In Nottinghamshire, Skanska, in consortium with Innisfree formally broke ground at its Central Nottinghamshire Hospitals PFI Scheme. The £300 million project will provide new acute services at Kings Mill Hospital, Mansfield Community Hospital and backlog maintenance works at Newark General Hospital. In the same quarter, the team also handed over the new chapel to the NHS Trust.
In Derby, Skanska Innisfree handed over the first completed phase of the £333 million Derby PFI Hospital scheme, for Derby Hospitals NHS Foundation Trust. The Kings Treatment Centre, the new Education Building and approximately half of the 95,000m2 Acute Hospital building was handed over to the client on schedule.
In Coventry, the 15th phase of the New Hospitals PFI Scheme was handed over on schedule in May, just one week after the handover at Derby. That meant that within two weeks, Skanska handed over over 6,000 new rooms to the NHS. The Coventry scheme also won a National Gold Award from the Considerate Constructors’ Scheme for the second consecutive year.

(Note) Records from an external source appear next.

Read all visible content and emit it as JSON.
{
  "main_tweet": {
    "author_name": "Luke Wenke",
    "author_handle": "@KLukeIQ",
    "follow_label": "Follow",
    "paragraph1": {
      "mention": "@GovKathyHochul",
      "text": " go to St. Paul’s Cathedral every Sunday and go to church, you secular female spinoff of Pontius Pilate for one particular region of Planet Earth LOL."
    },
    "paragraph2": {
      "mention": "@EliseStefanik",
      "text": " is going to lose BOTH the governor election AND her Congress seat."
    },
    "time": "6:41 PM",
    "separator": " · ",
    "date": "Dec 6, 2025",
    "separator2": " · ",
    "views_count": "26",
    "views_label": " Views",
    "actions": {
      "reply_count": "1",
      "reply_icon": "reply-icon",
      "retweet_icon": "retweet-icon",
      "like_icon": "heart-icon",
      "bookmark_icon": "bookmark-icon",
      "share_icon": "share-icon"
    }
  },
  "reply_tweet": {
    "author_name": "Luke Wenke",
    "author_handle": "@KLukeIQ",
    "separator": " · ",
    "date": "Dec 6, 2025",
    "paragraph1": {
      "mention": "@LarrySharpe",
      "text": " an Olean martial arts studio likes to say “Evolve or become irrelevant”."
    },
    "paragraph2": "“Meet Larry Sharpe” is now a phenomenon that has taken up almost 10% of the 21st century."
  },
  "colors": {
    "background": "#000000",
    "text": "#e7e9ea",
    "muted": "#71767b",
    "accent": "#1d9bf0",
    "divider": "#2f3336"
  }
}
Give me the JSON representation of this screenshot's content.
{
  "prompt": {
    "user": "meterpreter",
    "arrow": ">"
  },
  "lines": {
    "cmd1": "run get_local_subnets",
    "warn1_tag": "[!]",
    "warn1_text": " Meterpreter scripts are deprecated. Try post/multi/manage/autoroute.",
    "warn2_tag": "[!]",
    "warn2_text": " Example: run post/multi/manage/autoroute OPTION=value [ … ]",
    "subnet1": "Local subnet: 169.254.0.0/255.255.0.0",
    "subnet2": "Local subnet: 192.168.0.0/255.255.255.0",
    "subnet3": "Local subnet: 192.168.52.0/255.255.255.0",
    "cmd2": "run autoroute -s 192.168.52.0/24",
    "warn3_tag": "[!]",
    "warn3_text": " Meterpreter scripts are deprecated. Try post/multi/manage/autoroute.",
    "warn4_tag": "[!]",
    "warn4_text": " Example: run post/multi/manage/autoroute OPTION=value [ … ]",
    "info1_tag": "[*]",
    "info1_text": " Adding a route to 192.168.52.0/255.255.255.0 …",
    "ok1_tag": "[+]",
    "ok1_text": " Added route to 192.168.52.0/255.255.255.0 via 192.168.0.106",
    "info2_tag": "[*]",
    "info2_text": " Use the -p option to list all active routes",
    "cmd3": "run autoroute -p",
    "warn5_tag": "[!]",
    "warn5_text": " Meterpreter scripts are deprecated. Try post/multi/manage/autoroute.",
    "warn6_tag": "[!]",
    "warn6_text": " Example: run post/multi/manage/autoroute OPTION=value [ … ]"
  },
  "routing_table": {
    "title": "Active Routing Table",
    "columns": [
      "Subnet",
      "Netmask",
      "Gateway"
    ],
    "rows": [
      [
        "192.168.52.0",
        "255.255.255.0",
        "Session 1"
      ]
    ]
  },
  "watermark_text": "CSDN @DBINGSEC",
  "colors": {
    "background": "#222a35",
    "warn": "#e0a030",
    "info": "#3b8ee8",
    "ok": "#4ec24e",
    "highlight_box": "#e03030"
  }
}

In Suffolk, Skanska completed work on a new £82 million barracks and training complex for Defence Estates. Rock Barracks in Woodbridge, has now become home to 23 Engineer Regiment, part of 16 Air Assault Brigade. The project included the provision of accommodation for its 636 personnel, training, storage and leisure facilities on a 69ha site within an Area of Outstanding Natural Beauty and surrounded by Sites of Special Scientific Interest.